Go over the entries and report the lines where the word "image" occurs.

(Recorded data)
= = =
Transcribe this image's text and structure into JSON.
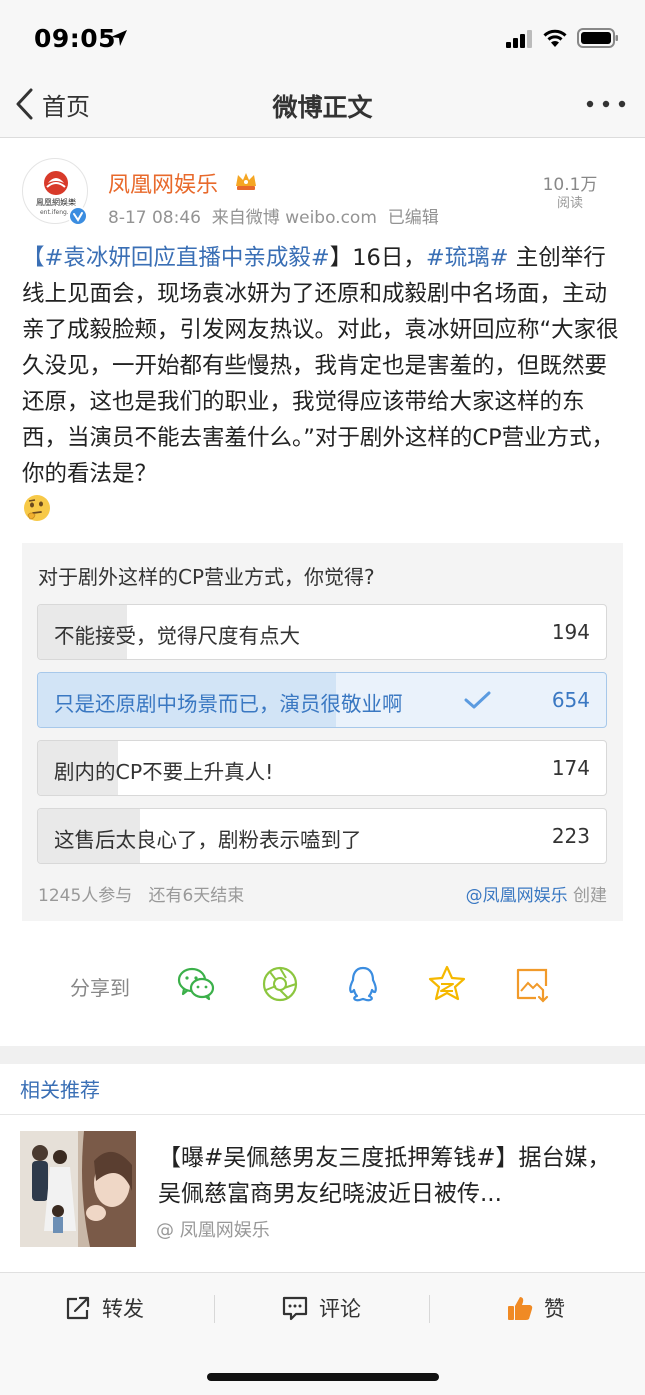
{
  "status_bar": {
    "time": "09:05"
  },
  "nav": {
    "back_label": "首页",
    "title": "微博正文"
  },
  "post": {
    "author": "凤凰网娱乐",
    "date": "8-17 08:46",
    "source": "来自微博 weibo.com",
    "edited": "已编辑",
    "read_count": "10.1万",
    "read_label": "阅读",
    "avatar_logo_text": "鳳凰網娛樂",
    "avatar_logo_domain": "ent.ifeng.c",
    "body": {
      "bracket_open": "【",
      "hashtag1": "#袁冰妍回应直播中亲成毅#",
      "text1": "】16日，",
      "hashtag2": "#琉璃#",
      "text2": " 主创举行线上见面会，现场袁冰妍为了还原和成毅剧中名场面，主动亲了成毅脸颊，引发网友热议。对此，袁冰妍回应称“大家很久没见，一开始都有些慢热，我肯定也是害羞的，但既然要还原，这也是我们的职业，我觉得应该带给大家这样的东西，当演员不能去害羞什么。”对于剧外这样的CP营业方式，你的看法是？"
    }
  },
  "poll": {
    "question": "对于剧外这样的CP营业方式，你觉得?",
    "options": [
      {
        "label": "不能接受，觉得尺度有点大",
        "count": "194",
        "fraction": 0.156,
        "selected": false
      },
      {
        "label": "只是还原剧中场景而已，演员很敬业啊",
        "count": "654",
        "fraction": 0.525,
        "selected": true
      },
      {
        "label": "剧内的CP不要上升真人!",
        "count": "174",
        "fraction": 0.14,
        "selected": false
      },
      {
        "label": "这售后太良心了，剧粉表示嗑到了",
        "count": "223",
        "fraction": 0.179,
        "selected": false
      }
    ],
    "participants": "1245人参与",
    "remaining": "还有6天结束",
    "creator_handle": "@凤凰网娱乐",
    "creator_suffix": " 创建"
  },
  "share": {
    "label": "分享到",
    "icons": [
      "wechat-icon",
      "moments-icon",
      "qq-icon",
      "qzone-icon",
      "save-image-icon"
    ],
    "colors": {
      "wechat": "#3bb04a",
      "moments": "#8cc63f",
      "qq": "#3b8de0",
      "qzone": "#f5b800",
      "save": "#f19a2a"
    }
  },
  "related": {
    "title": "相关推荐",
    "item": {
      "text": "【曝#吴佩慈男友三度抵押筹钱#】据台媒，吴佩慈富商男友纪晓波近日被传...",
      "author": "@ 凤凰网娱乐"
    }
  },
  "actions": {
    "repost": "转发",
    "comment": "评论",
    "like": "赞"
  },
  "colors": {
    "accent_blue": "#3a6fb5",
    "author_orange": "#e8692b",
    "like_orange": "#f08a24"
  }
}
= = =
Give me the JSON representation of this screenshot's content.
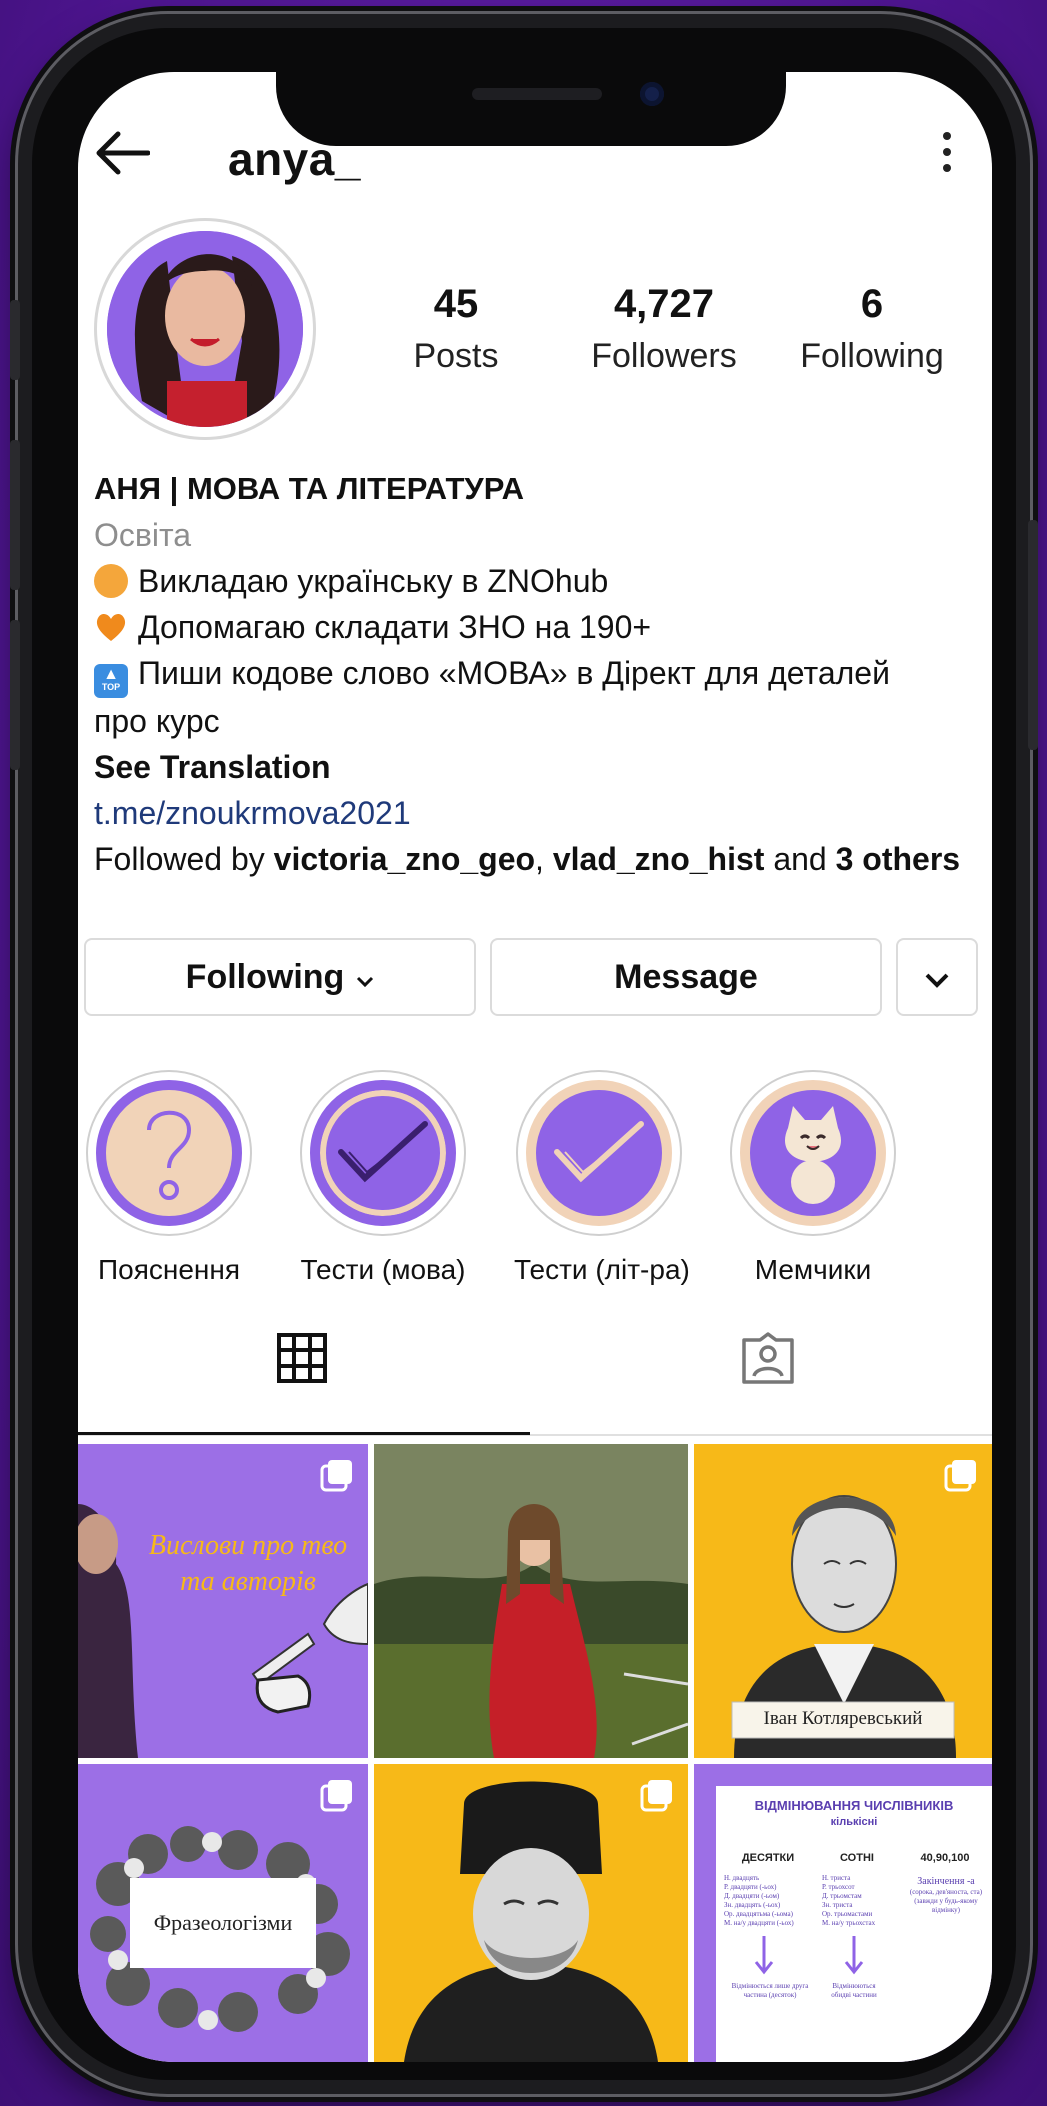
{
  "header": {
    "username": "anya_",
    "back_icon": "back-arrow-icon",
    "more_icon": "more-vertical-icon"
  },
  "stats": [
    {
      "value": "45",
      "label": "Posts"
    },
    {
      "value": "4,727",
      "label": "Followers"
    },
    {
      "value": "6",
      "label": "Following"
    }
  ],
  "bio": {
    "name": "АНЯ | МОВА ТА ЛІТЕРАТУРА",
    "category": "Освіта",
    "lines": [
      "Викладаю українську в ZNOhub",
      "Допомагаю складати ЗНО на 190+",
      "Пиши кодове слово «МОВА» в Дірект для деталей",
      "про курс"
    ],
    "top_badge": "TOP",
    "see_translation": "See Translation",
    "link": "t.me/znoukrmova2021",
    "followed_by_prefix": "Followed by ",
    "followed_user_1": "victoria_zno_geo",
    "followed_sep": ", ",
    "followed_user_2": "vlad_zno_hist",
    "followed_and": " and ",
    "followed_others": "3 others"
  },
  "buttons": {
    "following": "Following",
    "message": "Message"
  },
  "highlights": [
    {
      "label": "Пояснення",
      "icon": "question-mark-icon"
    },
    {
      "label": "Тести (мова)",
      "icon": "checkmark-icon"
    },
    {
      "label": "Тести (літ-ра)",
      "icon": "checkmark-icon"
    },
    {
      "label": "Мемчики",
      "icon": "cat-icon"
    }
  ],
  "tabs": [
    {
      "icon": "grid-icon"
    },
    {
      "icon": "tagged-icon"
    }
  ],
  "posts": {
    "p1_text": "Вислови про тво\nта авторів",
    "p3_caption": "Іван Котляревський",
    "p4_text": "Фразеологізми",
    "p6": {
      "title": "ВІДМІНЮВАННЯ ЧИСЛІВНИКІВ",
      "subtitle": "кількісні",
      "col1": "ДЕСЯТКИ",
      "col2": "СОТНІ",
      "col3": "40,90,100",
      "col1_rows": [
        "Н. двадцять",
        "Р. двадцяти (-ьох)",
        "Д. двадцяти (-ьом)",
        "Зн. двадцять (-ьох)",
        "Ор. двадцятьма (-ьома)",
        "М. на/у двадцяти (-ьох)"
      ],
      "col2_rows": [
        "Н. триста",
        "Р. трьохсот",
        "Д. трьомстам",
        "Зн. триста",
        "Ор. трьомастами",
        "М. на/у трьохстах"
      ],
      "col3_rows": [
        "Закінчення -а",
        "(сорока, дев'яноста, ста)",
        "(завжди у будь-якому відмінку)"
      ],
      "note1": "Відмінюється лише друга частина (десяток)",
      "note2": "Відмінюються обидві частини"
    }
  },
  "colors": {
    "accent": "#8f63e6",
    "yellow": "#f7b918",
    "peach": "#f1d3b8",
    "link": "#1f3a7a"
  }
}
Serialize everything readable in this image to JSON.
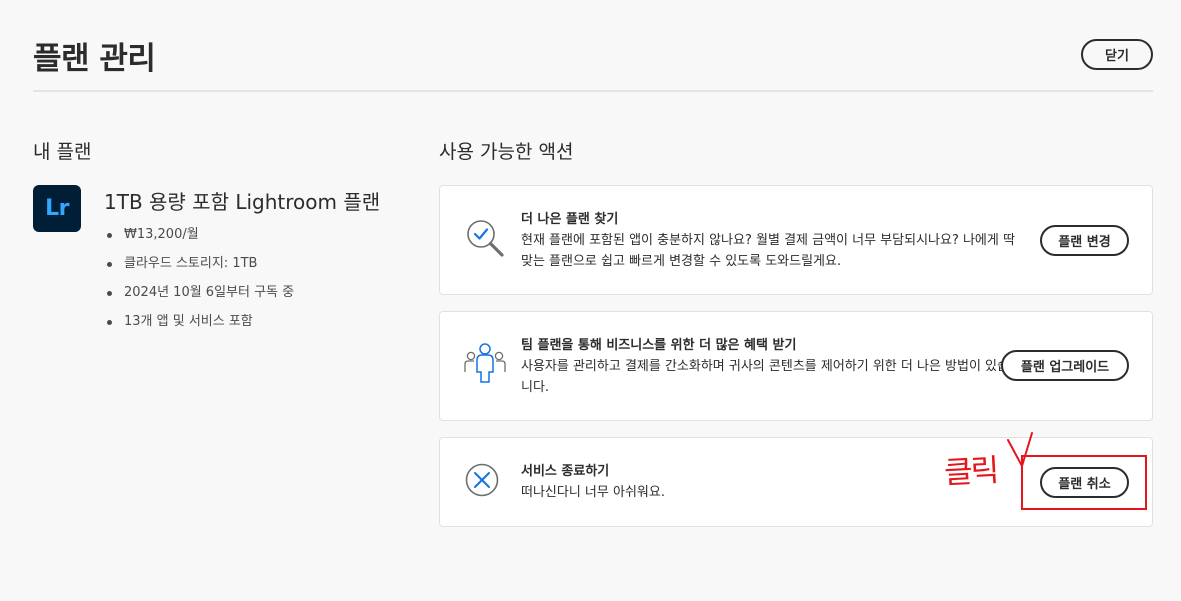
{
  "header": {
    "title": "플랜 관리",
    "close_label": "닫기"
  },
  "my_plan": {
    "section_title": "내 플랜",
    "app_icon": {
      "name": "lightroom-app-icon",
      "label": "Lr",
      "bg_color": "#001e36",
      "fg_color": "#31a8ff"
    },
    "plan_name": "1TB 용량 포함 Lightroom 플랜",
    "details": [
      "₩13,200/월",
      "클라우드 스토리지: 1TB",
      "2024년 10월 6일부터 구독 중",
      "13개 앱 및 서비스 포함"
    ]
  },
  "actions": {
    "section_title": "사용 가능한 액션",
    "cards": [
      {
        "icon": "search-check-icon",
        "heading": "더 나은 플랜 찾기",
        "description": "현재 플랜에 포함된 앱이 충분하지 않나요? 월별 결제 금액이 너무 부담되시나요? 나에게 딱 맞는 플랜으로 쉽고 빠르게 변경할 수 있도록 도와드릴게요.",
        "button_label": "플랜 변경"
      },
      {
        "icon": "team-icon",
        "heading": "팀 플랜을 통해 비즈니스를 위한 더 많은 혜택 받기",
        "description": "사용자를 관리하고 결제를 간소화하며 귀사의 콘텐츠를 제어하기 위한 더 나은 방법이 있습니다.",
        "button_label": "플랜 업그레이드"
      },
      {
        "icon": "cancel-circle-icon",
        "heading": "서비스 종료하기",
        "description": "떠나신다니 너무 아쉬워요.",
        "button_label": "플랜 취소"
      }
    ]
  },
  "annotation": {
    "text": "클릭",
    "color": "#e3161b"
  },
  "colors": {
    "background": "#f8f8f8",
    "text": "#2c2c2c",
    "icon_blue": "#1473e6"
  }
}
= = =
* Answer below:
Transcribe this image's text and structure into JSON.
      "save-image-icon"
Serialize everything readable in this image to JSON.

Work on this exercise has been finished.